Hopham, as shown in a manuscript pedigree of the Lower family, bore the same, or maybe three martlets. Maybe the chevrons are cotised, but what do you think?
Austen of Great Deviock in St Germans and Walpole Earls of Orford both wore, as described by the Lysons brothers, the same coat. There does not appear to be any family connection between them.
Also with crosses on the fess are the arms of Brigge. Although the crosses are not described as having any decoration, I was tempted to shown them moline. The arms could then, with a little imagination, appear like a stylised picture of a bridge, showing two arches and a deck with wall ties. (Actually, I hate it when people invent such explanations of coats-of-arms, but it has to be admitted that spurious accounts of origins have been around almost as long as heraldry itself.)
The Bosvargus family used a couple of variants. If you want to believe that the bezants are a canting component of the coat, feel free, but don’t say I suggested it.
Two variants are also recorded for Mallack. The charges on the fess are described as “3 botlers’ heads erased.” Usually, “botler” might be taken for a variant spelling of “butler.” In this case I think it is a variant of “bottour,” “botaurus,” the bittern, and I have drawn it as such.

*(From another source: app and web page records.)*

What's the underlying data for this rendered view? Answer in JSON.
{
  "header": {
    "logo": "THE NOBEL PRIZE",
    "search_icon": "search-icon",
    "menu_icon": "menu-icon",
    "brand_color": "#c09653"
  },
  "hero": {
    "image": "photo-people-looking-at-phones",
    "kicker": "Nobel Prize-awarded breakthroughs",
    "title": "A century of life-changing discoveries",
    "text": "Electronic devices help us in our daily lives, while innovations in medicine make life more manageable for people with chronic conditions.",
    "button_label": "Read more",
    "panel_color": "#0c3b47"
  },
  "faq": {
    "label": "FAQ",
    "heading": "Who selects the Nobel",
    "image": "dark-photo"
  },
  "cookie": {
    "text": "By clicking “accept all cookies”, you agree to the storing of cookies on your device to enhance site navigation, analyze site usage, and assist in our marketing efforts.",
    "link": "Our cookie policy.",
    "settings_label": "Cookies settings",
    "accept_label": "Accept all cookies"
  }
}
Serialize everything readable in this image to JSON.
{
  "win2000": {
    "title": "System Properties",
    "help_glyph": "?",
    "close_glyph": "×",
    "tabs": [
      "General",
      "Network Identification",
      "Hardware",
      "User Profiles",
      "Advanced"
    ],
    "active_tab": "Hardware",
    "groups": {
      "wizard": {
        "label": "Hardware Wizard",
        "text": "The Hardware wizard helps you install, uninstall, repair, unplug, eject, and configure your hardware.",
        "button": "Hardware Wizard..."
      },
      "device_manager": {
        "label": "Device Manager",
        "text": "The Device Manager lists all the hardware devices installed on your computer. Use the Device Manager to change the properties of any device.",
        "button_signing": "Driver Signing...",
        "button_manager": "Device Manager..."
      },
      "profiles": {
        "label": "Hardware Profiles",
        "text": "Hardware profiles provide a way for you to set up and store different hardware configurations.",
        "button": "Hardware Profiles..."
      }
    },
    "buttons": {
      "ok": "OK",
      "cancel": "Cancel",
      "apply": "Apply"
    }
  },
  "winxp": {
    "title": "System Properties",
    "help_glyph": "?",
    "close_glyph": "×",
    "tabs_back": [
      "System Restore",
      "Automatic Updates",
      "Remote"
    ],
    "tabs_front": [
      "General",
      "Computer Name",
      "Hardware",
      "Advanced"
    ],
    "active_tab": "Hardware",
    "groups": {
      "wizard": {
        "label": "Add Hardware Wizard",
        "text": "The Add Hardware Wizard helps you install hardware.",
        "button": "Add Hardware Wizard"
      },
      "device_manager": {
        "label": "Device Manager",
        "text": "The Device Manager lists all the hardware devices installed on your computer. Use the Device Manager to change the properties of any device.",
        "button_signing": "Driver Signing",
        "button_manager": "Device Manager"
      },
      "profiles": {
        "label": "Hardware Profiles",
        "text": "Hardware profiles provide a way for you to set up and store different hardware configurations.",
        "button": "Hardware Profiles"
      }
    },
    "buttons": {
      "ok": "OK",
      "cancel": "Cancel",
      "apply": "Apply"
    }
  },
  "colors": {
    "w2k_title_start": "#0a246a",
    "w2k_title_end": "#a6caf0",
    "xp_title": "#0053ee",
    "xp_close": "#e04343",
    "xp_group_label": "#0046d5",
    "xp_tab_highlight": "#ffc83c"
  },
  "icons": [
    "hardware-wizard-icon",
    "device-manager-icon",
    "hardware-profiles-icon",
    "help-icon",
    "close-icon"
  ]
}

Lambourne has the most basic version of the set, just black charges on a white background.
And finally, the unlovely arms of Goodyear.
Make that eighteen families, I missed